Shannon Elizabeth Bell, who earned her PhD in Sociology from UO in 2010, was awarded a rare honorable mention for the “Distinguished Dissertation Award” by the Council of Graduate Schools (CGS) and ProQuest Dissertation Publishing. First presented in 1981, these awards are made annually to individuals who, in the opinion of the award committee, have completed dissertations representing original work that makes an unusually significant contribution to the discipline.

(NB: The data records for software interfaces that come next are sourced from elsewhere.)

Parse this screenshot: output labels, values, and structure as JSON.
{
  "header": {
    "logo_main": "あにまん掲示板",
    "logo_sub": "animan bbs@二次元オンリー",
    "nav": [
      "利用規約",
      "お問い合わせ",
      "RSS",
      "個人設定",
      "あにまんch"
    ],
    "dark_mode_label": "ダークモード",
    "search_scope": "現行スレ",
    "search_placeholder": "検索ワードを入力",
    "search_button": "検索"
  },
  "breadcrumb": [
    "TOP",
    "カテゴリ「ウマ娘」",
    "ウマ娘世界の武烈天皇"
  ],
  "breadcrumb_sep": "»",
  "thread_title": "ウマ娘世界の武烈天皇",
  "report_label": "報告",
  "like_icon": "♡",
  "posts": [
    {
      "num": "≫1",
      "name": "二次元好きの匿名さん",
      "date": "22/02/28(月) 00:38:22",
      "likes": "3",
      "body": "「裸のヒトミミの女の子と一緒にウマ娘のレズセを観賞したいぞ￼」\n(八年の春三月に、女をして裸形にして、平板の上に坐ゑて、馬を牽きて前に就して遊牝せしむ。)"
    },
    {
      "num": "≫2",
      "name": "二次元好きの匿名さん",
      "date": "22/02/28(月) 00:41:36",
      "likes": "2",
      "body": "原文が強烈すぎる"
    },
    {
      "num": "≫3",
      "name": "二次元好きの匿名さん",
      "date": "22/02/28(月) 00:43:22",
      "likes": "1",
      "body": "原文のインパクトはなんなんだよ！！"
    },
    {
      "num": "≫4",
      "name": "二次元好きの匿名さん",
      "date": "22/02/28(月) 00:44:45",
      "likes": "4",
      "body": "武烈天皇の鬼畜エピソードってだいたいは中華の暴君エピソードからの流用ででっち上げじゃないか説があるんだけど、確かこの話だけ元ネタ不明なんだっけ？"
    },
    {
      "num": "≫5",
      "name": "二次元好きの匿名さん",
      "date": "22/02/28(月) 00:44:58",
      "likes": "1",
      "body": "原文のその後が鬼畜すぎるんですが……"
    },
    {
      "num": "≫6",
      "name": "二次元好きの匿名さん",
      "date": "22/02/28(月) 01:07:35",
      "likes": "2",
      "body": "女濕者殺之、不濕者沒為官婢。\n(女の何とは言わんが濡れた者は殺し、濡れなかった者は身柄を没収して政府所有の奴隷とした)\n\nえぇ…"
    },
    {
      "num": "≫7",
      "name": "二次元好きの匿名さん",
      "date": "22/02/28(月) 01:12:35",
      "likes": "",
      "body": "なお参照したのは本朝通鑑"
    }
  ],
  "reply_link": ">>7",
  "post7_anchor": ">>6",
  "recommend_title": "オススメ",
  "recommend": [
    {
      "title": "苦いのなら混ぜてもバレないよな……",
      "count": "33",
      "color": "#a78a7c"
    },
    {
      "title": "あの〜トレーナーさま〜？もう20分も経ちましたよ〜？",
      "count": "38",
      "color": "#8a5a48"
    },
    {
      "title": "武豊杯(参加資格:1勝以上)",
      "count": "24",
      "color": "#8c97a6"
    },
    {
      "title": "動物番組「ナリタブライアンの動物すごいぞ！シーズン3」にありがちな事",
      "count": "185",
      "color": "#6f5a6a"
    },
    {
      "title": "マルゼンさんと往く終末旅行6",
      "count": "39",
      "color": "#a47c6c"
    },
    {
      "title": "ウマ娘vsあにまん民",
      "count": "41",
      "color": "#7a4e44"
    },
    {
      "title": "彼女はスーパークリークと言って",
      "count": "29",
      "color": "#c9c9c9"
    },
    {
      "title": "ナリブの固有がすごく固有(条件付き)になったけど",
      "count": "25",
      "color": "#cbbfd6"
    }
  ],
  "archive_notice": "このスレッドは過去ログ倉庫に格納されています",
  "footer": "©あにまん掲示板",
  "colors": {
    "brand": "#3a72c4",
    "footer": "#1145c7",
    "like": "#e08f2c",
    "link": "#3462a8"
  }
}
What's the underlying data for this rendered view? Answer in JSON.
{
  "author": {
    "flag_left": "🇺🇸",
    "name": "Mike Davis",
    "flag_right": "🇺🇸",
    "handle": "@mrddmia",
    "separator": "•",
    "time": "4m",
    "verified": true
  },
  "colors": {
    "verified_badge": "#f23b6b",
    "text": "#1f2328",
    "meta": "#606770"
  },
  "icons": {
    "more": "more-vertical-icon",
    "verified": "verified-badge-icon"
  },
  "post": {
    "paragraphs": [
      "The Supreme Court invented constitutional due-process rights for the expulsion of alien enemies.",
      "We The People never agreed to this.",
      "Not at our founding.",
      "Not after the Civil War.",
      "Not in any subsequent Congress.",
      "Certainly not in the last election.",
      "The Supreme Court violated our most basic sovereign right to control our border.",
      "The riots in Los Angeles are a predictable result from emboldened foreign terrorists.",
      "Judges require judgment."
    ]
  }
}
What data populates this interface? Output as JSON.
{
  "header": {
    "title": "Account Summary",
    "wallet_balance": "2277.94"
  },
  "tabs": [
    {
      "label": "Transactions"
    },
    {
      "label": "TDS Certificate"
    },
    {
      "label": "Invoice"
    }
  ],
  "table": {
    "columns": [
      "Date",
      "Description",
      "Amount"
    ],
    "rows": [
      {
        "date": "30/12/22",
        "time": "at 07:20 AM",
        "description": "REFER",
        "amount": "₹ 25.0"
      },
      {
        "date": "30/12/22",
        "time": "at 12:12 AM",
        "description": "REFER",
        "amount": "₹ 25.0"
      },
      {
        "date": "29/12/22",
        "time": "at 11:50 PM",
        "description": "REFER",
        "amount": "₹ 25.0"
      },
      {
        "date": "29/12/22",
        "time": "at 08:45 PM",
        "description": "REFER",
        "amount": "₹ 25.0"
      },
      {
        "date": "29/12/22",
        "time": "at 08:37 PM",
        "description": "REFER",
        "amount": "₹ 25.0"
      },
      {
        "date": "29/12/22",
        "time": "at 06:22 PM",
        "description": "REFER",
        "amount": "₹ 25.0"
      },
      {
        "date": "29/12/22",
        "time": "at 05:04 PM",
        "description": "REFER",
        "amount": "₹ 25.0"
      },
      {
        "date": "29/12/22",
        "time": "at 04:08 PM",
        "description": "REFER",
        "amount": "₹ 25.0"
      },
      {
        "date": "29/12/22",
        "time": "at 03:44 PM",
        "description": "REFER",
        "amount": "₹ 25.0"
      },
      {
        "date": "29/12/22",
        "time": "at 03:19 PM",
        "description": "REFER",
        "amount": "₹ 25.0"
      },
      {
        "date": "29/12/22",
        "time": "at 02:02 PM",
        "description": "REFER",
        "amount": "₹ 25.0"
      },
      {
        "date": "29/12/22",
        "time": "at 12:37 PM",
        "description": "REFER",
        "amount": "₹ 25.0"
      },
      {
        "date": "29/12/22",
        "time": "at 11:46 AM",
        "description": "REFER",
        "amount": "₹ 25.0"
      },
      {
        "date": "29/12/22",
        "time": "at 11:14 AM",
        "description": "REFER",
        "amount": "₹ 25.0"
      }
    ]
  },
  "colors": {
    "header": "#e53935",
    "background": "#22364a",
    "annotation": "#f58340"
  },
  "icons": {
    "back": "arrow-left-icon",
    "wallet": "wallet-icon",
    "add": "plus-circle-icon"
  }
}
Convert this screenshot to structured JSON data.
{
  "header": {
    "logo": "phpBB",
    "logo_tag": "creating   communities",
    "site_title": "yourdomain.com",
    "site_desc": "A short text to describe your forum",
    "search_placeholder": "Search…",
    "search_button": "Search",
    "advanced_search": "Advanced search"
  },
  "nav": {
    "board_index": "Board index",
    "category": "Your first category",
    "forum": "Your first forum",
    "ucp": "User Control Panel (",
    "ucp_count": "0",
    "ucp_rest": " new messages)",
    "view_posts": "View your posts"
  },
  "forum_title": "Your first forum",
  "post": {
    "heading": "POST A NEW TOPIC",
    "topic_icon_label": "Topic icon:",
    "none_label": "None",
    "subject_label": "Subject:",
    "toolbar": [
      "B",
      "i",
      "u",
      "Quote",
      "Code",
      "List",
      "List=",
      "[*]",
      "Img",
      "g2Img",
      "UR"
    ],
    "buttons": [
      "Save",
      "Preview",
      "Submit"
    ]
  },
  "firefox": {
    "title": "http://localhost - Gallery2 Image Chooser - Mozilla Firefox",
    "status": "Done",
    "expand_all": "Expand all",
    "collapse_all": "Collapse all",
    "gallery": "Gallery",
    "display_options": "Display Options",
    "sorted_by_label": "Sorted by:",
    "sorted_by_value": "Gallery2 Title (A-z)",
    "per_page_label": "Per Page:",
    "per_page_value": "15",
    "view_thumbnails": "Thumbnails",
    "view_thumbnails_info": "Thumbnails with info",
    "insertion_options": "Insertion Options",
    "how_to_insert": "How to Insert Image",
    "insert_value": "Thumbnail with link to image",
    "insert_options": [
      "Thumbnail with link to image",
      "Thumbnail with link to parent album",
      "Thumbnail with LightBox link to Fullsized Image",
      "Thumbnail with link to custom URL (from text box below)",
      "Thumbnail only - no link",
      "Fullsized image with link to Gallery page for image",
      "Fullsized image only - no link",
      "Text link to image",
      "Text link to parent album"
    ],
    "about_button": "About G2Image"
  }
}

Bell’s dissertation, Fighting King Coal: The Barriers to Grassroots Environmental Justice Movement Participation in Central Appalachia, seeks to address an important void in social movement research: understanding the factors and processes that hinder social movement participation among groups experiencing injustice. She explores the question of movement non-participation through a case study of the coalfields of Central Appalachia, where an extremely destructive form of coal extraction known as mountaintop removal coal mining is assaulting the health, safety, and way of life of coalfield citizens. The increasing frequency of coal-mining-related sickness and destruction has led to the emergence of an environmental justice movement in the region; however, while the coal industry’s impact on local communities has been far-reaching, recruiting new local citizens to join the movement has proven to be an ongoing challenge. Bell’s study examines the barriers to mobilization within this context. Data are drawn from 13 months of field research conducted between 2006-2009 in southern West Virginia. Methods of data collection and analysis included in-depth interviews, participant observation, content analysis, geospatial viewshed analysis, and an eight-month “Photovoice” project with 54 women living in five coal-mining communities. (For more on Bell’s Photovoice project, see www.WVPhotovoice.org).
Now an assistant professor of Sociology at the University of Kentucky, Bell’s research falls at the intersection of environmental sociology, gender, and social movements. Her primary focus has been understanding the ways in which environmentally-destructive industries acquire, maintain, and exercise their power and discovering strategies for increasing the political participation of local citizens who are most affected by environmental injustices. Bell’s first book, Our Roots Run Deep as Ironweed: Appalachian Women and the Fight for Environmental Justice, will be published with University of Illinois Press in Fall, 2013.
Bell is presently revising her dissertation for publication as her second book. Congratulations to Shannon on this prestigious award!
CSWS Editor’s Note: In addition to the 2009-2010 UO Doctoral Research Fellowship, Shannon Elizabeth Bell also received two CSWS Graduate Research Grants in support of her research in the Appalachian coalfields. She will be one of the speakers at the CSWS “Women’s Stories, Women’s Lives” Symposium”on Friday, November 8, 2013.